WHAT YOU WILL DO =
Word for word, reproduce all of the entries shown below.

RECORDS PROVIDED =
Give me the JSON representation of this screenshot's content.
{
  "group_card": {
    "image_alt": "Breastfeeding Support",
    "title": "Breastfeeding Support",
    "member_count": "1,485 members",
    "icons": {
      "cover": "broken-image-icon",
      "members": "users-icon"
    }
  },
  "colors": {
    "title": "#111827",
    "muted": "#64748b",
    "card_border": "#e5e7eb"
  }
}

OUTPUT FOR THIS TASK =
Give me the JSON representation of this screenshot's content.
{
  "group_card": {
    "image_alt": "Breastfeeding Support",
    "title": "Breastfeeding Support",
    "member_count": "1,485 members",
    "icons": {
      "cover": "broken-image-icon",
      "members": "users-icon"
    }
  },
  "colors": {
    "title": "#111827",
    "muted": "#64748b",
    "card_border": "#e5e7eb"
  }
}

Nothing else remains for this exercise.